CDI is a serious and often life-threatening infection of the large intestine and is the most frequent cause of diarrhoea in hospitals and care homes. In the US alone, there are almost half a million cases every year associated with around 30,000 deaths; three people die of uncontrolled CDI each hour.

In the clinical trials, patients with CDI were given MGB-BP-3 twice daily for 10 days, achieving an initial cure and sustained cure of 100% at the optimum dose.

MGB Biopharma licensed the compounds from Strathclyde in 2010.

Professor Colin Suckling, MGB (Minor Groove Binder) compounds inventor at the University of Strathclyde, said: “The news from MGB Biopharma that a MGB-BP-3, a compound discovered in our chemistry department, successfully cures people of Clostridium difficile infection is exciting and hugely significant, not only for these patients but also for further developments of related compounds from Strathclyde to treat other infectious diseases.

“The Strathclyde Minor Groove Binder (S-MGB) project, from which MGB-BP-3 comes, was devised to tackle a wide range of infectious diseases and we have evidence that other compounds in the series are effective in models of fungal and parasitic diseases for which there are no good treatments currently. We are also starting a project to investigate the potential of S-MGBs to tackle COVID-19 supported by the Chief Scientist Office, Scotland, and led by my colleague Dr Fraser Scott.

“MGB Biopharma has done an extraordinary job to develop our compound this far and we look forward to further progress together with our excellent academic colleagues at the University of Glasgow and University of Manchester.”

Sustained cure

The most important goal in developing a new medicine for the treatment of CDI is to prevent recurrent disease by providing a sustained cure.
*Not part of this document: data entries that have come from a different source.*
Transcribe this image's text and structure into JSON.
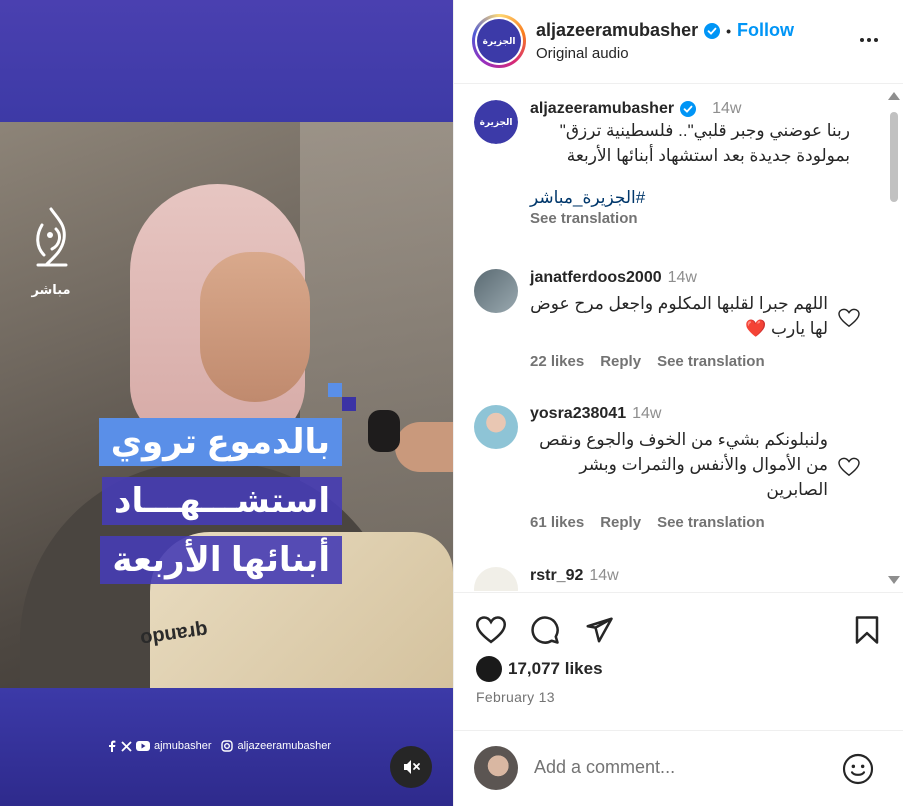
{
  "media": {
    "logo_text": "مباشر",
    "headline": [
      "بالدموع تروي",
      "استشـــهـــاد",
      "أبنائها الأربعة"
    ],
    "socials_handle_1": "ajmubasher",
    "socials_handle_2": "aljazeeramubasher",
    "sweatshirt_text": "opuɐɹb"
  },
  "header": {
    "username": "aljazeeramubasher",
    "separator": "•",
    "follow_label": "Follow",
    "subtitle": "Original audio",
    "avatar_text": "الجزيرة"
  },
  "caption": {
    "username": "aljazeeramubasher",
    "time": "14w",
    "text": "ربنا عوضني وجبر قلبي\".. فلسطينية ترزق\" بمولودة جديدة بعد استشهاد أبنائها الأربعة",
    "hashtag": "#الجزيرة_مباشر",
    "see_translation": "See translation"
  },
  "comments": [
    {
      "username": "janatferdoos2000",
      "time": "14w",
      "text": "اللهم جبرا لقلبها المكلوم واجعل مرح عوض لها يارب ❤️",
      "likes": "22 likes",
      "reply": "Reply",
      "see_translation": "See translation"
    },
    {
      "username": "yosra238041",
      "time": "14w",
      "text": "ولنبلونكم بشيء من الخوف والجوع ونقص من الأموال والأنفس والثمرات وبشر الصابرين",
      "likes": "61 likes",
      "reply": "Reply",
      "see_translation": "See translation"
    },
    {
      "username": "rstr_92",
      "time": "14w"
    }
  ],
  "post": {
    "likes": "17,077 likes",
    "date": "February 13"
  },
  "add_comment": {
    "placeholder": "Add a comment..."
  },
  "colors": {
    "brand_purple": "#3c3aa8",
    "accent_blue": "#5a8fe8",
    "link_blue": "#0095f6",
    "heart_red": "#ff3040"
  }
}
MGB-BP-3 achieves this goal by its unique rapid bactericidal activity, a feature shared by no other treatment available. Recurrence is unacceptably high with current bacteriostatic treatments, occurring in up to one third of patients treated. As in its Phase I study, MGB-BP-3 showed an excellent safety and tolerability profile with no serious adverse events reported in either study.
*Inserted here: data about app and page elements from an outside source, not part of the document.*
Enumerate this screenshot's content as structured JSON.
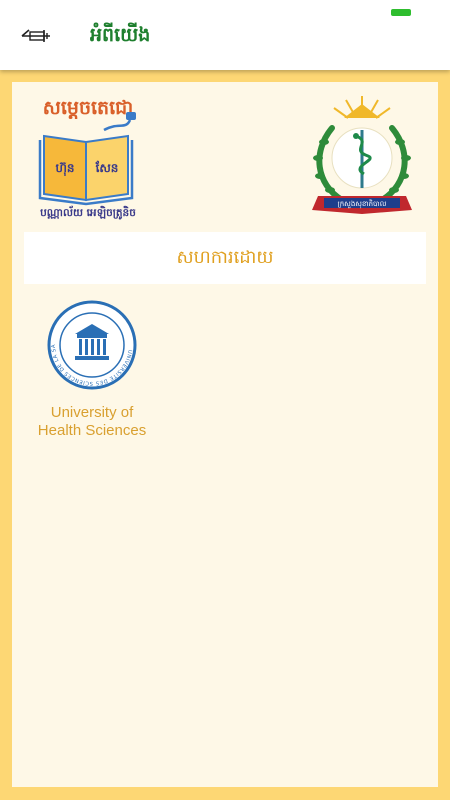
{
  "appbar": {
    "title": "អំពីយើង",
    "back_icon": "back-arrow-icon"
  },
  "status": {
    "battery_color": "#2EBD2E"
  },
  "header": {
    "left_logo": {
      "name": "samdech-techo-library-logo",
      "top_text": "សម្តេចតេជោ",
      "book_text_left": "ហ៊ុន",
      "book_text_right": "សែន",
      "bottom_text": "បណ្ណាល័យ អេឡិចត្រូនិច"
    },
    "right_logo": {
      "name": "ministry-of-health-emblem",
      "ribbon_text": "ក្រសួងសុខាភិបាល"
    }
  },
  "section": {
    "title": "សហការដោយ"
  },
  "partners": [
    {
      "name": "University of\nHealth Sciences",
      "logo_icon": "uhs-seal-icon",
      "seal_text": "UNIVERSITE DES SCIENCES DE LA SANTE"
    }
  ],
  "colors": {
    "background": "#FDD774",
    "content": "#FEF8E7",
    "title_green": "#1E7F2E",
    "accent_gold": "#E0A020",
    "seal_blue": "#2A6FB5"
  }
}
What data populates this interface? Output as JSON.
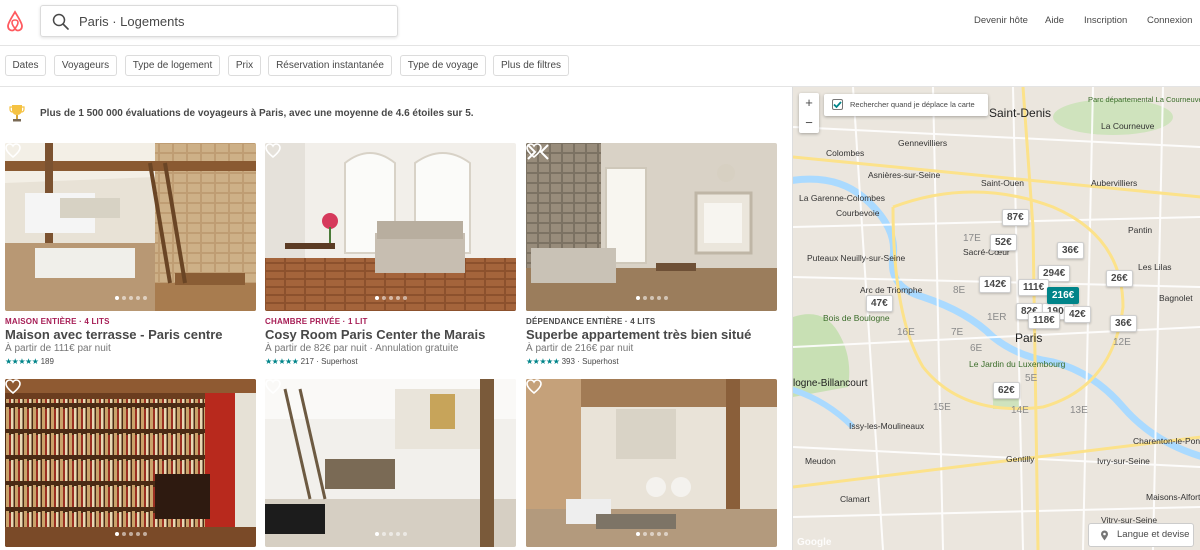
{
  "search": {
    "value": "Paris · Logements"
  },
  "nav": {
    "host": "Devenir hôte",
    "help": "Aide",
    "signup": "Inscription",
    "login": "Connexion"
  },
  "filters": [
    "Dates",
    "Voyageurs",
    "Type de logement",
    "Prix",
    "Réservation instantanée",
    "Type de voyage",
    "Plus de filtres"
  ],
  "banner": "Plus de 1 500 000 évaluations de voyageurs à Paris, avec une moyenne de 4.6 étoiles sur 5.",
  "accent": "#008489",
  "listings": [
    {
      "kicker": "MAISON ENTIÈRE · 4 LITS",
      "kicker_color": "#a61d55",
      "title": "Maison avec terrasse - Paris centre",
      "price": "À partir de 111€ par nuit",
      "stars": "★★★★★",
      "reviews": "189",
      "superhost": ""
    },
    {
      "kicker": "CHAMBRE PRIVÉE · 1 LIT",
      "kicker_color": "#a61d55",
      "title": "Cosy Room Paris Center the Marais",
      "price": "À partir de 82€ par nuit · Annulation gratuite",
      "stars": "★★★★★",
      "reviews": "217",
      "superhost": "· Superhost"
    },
    {
      "kicker": "DÉPENDANCE ENTIÈRE · 4 LITS",
      "kicker_color": "#484848",
      "title": "Superbe appartement très bien situé",
      "price": "À partir de 216€ par nuit",
      "stars": "★★★★★",
      "reviews": "393",
      "superhost": "· Superhost"
    }
  ],
  "map": {
    "zoom_in": "+",
    "zoom_out": "−",
    "check_label": "Rechercher quand je déplace la carte",
    "lang_label": "Langue et devise",
    "google": "Google",
    "prices": [
      "87€",
      "52€",
      "36€",
      "294€",
      "26€",
      "142€",
      "111€",
      "216€",
      "47€",
      "82€",
      "190€",
      "42€",
      "118€",
      "36€",
      "62€"
    ],
    "places": {
      "saint_denis": "Saint-Denis",
      "paris": "Paris",
      "colombes": "Colombes",
      "gennevilliers": "Gennevilliers",
      "asnieres": "Asnières-sur-Seine",
      "la_garenne": "La Garenne-Colombes",
      "courbevoie": "Courbevoie",
      "saint_ouen": "Saint-Ouen",
      "aubervilliers": "Aubervilliers",
      "la_courneuve": "La Courneuve",
      "pantin": "Pantin",
      "les_lilas": "Les Lilas",
      "bagnolet": "Bagnolet",
      "puteaux": "Puteaux Neuilly-sur-Seine",
      "arc": "Arc de Triomphe",
      "bois_boulogne": "Bois de Boulogne",
      "boulogne": "logne-Billancourt",
      "luxembourg": "Le Jardin du Luxembourg",
      "issy": "Issy-les-Moulineaux",
      "meudon": "Meudon",
      "clamart": "Clamart",
      "ivry": "Ivry-sur-Seine",
      "charenton": "Charenton-le-Pont",
      "maisons": "Maisons-Alfort",
      "vitry": "Vitry-sur-Seine",
      "gentilly": "Gentilly",
      "sacre": "Sacré-Cœur",
      "parc": "Parc départemental La Courneuve Valbon",
      "arr_17": "17E",
      "arr_8": "8E",
      "arr_16": "16E",
      "arr_7": "7E",
      "arr_15": "15E",
      "arr_14": "14E",
      "arr_13": "13E",
      "arr_1": "1ER",
      "arr_6": "6E",
      "arr_12": "12E",
      "arr_5": "5E"
    }
  }
}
MGB-BP-3 kills C. difficile in the gut very quickly and is persistent enough to prevent sporulation, which leads to disease recurrence. These effects are even shown against the highly virulent strain known as BI/NAP1/027, which is essentially resistant to currently available therapy.
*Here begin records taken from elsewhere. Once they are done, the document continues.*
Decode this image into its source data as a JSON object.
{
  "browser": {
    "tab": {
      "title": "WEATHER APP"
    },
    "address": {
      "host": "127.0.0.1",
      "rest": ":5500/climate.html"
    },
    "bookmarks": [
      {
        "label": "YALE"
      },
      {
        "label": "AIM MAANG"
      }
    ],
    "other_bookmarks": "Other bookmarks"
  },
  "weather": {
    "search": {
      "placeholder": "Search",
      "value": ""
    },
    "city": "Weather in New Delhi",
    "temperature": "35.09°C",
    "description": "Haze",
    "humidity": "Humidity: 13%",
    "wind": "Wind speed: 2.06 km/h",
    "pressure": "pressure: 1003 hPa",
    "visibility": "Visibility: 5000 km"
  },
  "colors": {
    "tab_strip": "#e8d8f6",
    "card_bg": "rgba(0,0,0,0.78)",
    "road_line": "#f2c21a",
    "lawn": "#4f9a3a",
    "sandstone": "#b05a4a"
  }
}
Dr Miroslav Ravic, CEO of MGB Biopharma, said: “We are delighted to have succeeded in meeting our endpoints in this Phase II trial, which is a significant milestone for MGB Biopharma.

“This study managed to identify a dose that provides a fine balance between maximal killing effects against C.difficile, whilst having a minimal effect on the remaining normal gut flora. This results in a very high initial cure rate and prevention of disease recurrence.

“As the recent COVID-19 pandemic has demonstrated, the world urgently needs new anti-infective treatments so we can be better prepared for new threats. MGB-BP-3 would bring a new, vastly improved paradigm to the treatment of CDI, which would reduce the morbidity and mortality caused by this dreadful infection.”